DATA RECORDS
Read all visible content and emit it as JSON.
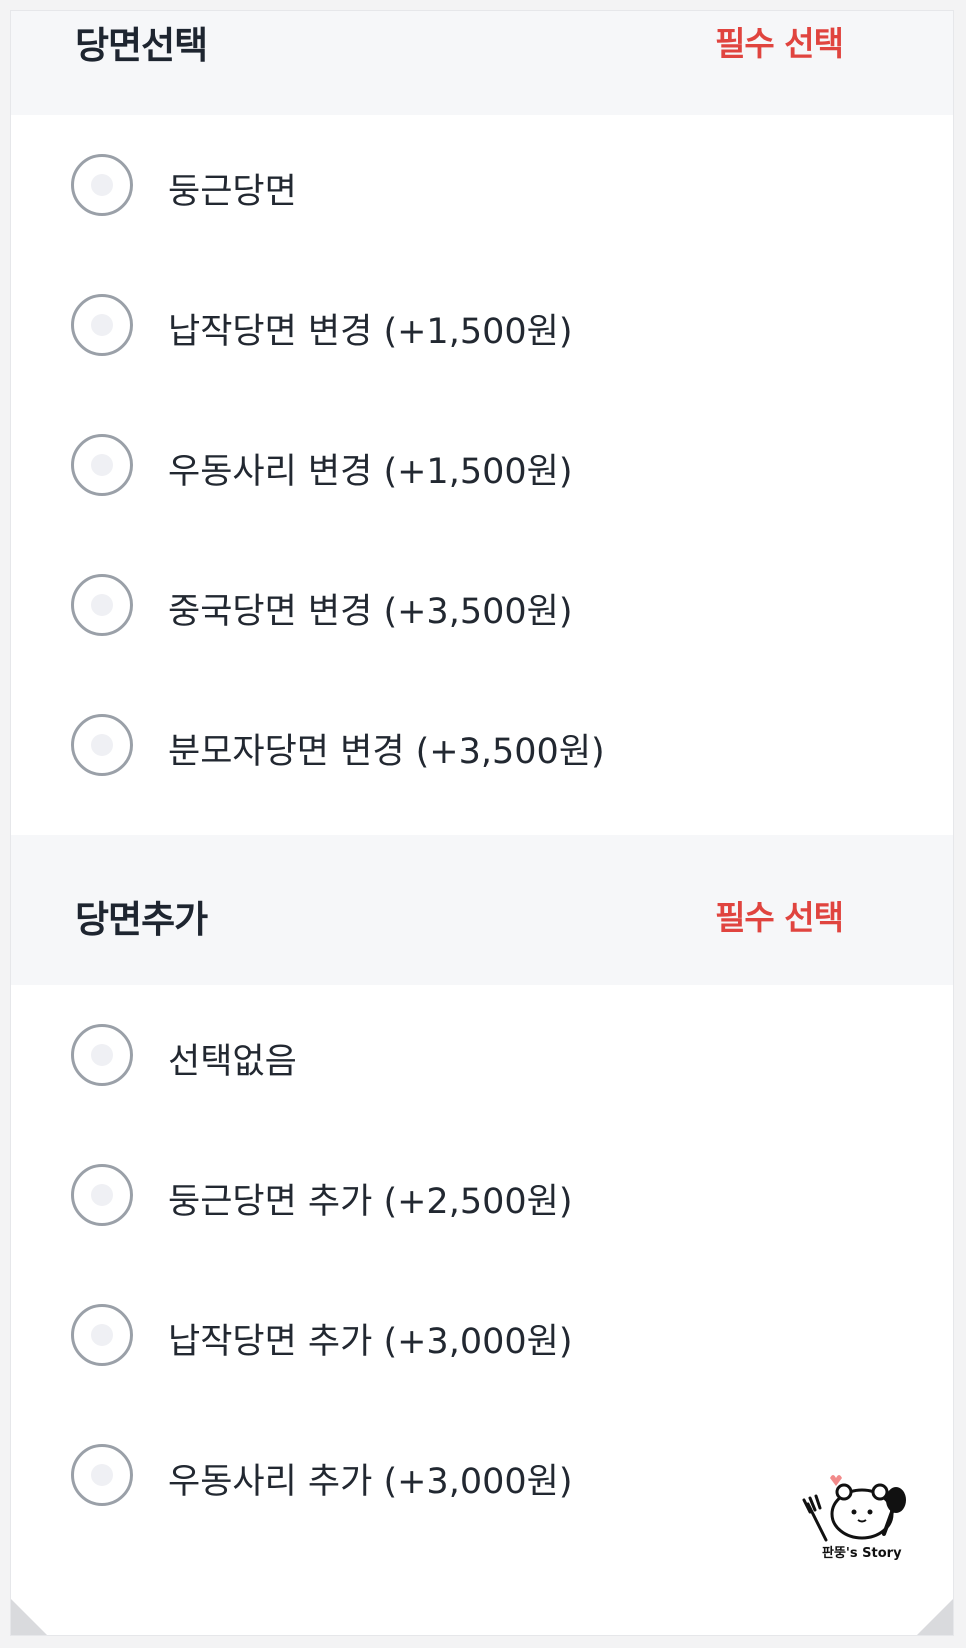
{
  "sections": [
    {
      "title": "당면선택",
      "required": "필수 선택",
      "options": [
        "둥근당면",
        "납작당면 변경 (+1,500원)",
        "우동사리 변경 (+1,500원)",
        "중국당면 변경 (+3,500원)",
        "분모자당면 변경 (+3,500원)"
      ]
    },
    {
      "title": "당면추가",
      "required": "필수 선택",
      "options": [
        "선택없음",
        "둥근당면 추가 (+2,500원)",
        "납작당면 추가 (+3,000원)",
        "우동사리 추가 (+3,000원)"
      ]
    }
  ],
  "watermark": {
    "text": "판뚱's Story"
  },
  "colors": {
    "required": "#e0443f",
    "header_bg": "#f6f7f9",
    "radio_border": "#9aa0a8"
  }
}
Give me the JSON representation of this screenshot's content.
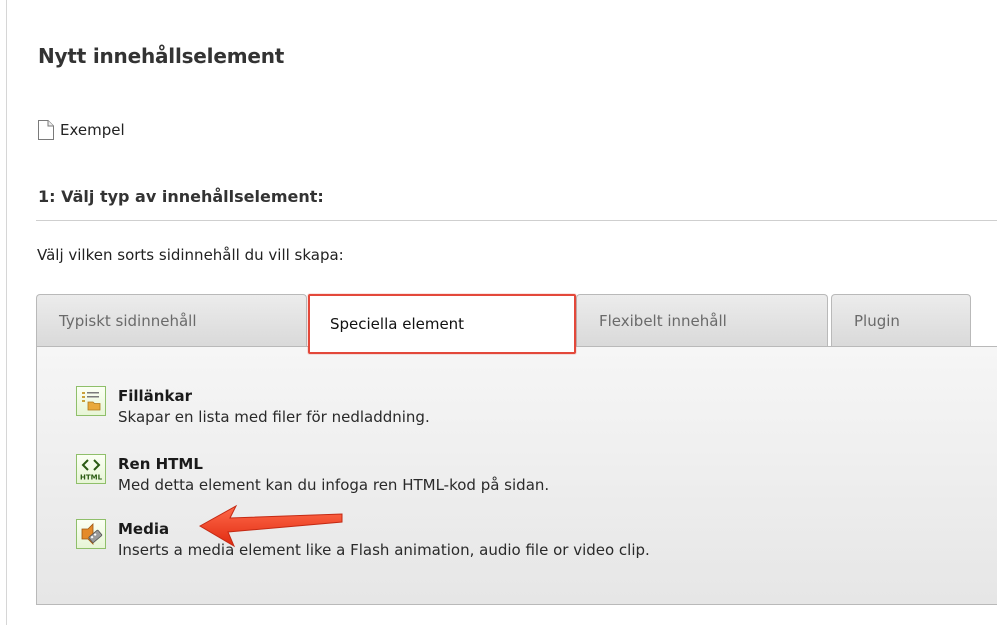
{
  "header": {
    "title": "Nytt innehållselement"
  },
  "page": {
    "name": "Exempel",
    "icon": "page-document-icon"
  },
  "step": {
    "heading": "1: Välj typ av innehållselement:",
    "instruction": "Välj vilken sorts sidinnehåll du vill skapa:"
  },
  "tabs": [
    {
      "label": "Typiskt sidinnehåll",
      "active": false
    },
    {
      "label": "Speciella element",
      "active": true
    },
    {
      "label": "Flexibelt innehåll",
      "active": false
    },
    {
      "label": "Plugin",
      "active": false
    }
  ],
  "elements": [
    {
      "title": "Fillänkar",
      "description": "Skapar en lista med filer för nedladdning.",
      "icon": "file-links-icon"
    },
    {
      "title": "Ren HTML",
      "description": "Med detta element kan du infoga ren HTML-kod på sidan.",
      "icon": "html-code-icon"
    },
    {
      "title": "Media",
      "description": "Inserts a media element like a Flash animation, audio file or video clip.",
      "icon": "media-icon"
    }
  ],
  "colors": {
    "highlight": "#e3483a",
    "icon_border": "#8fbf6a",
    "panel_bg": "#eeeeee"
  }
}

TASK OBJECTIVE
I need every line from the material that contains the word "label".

SOLUTION TO THIS EXERCISE
      "label": "Typiskt sidinnehåll",
      "label": "Speciella element",
      "label": "Flexibelt innehåll",
      "label": "Plugin",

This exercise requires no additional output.